  21. CM: Just to confirm what you have said here from my personal experience. In the mid 1980’s I resigned from pastoring an OP church to take a position of being the executive director of a prison/jail ministry and full time staff chaplain in the facility. Less than two years later I was visited by 2 representative from the local presbytery’s governing body/committee and asked repeatedly if I was becoming “heterodox” in my theology and practise. This concern grew out of their concern that I was overseeing bible studies that were being led by people from a wide variety of churches and that I was ministering in a facility without due regard to doctrines that specifically represented the OP traditons and history. In light of an inmate population nearing 800, I thought that to be a bit odd. I knew, after they left, that this was the beginnings of investigation that would lead me to being brought before a judiciary meeting of the presbyterty to face formal charges. After a few more months of reflection, prayer and another bit of information given to me, I wrote a letter to the presbytery, demitting my ordination and leaving them with the farewell “peace to you brothers, I’m out of here”.

  22. Carl Trueman is in a very conservative corner of the Reformed, the OP. In fact, his etherialism is strongly contradicted by most at Calvin College and also the Reformed Church of America. The latter see all the world as God’s and the kingdom as here. They see us working as salt in our societies–not to make society salt but as to be the flavoring, clarifier, preservative.

    That Carl doesn’t mention the Kuyperian aspect of his heritage also smacks of triumphalism.

    • Also will point out that the body of Reformed thought is a beautifully tied package, which can be attractive to less systematic Evangelicals. But Calvinists believe the greatest quality a god can have is absolute control, seen in Calvin’s rule in Geneva as well as his followers’ consolidation of TULIP (and calling it the Doctrines of Grace). Such beliefs end up limiting our understanding of God’s reach/intentions.

      Prioritizing organization creates a nicely arranged but smaller box.

      • Headless Unicorn Guy says:

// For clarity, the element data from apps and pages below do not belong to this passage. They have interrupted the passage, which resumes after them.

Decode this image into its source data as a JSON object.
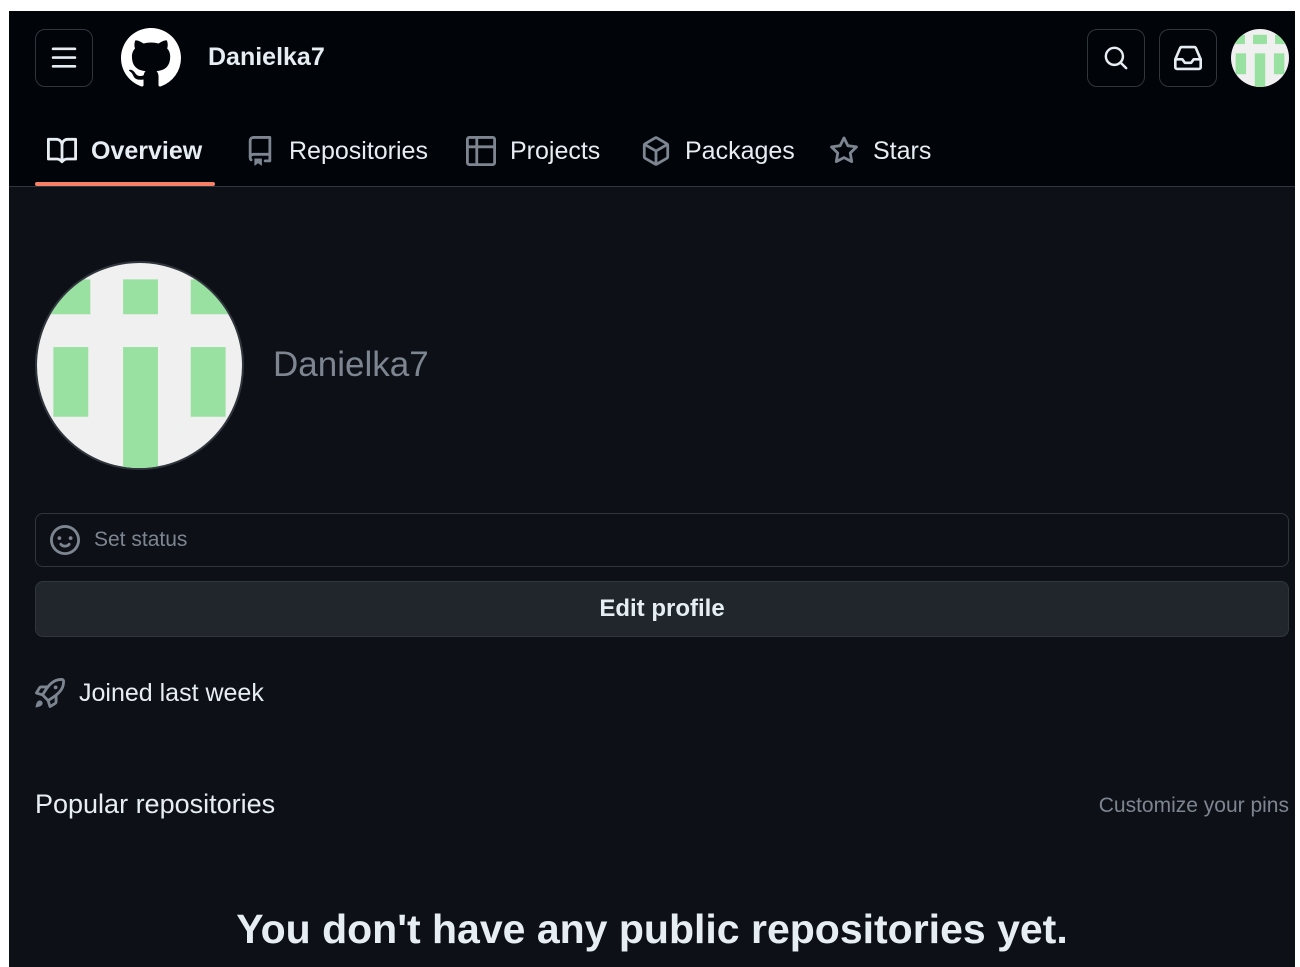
{
  "header": {
    "username": "Danielka7",
    "menu_icon": "hamburger-menu-icon",
    "logo_icon": "github-logo-icon",
    "search_icon": "search-icon",
    "inbox_icon": "inbox-icon"
  },
  "tabs": [
    {
      "label": "Overview",
      "icon": "book-icon",
      "active": true
    },
    {
      "label": "Repositories",
      "icon": "repo-icon",
      "active": false
    },
    {
      "label": "Projects",
      "icon": "table-icon",
      "active": false
    },
    {
      "label": "Packages",
      "icon": "package-icon",
      "active": false
    },
    {
      "label": "Stars",
      "icon": "star-icon",
      "active": false
    }
  ],
  "profile": {
    "name": "Danielka7",
    "set_status_label": "Set status",
    "edit_profile_label": "Edit profile",
    "joined_label": "Joined last week"
  },
  "popular": {
    "title": "Popular repositories",
    "customize_label": "Customize your pins",
    "empty_message": "You don't have any public repositories yet."
  },
  "colors": {
    "background": "#0d1117",
    "header_background": "#010409",
    "border": "#30363d",
    "text_primary": "#e6edf3",
    "text_muted": "#7d8590",
    "active_tab_underline": "#f78166",
    "avatar_green": "#98e1a0",
    "avatar_bg": "#f0f0f0"
  }
}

        Another similarity between Calvin and Mohammed (and he followers of both). Complex airtight package with a God whose Omnipotence trumps everything else about Him. No need to think, just recite Doctrine.

  23. Headless Unicorn Guy says:

    “The Thing” is also the name of some roadside attraction/tourist trap on I-8 somewhere SE of Tucson.

    I remember seeing the big signs of “? THE THING ?” and “Mystery of the Desert” along the side of I-8 between Pichaco Peak and Tucson a few years ago. Reminded me of those tourist traps on old Route 66 as a kid.

  24. Headless Unicorn Guy says:

    Channeling my Inner Dr Demento today:
    http://www.youtube.com/watch?v=4qHX493bB3U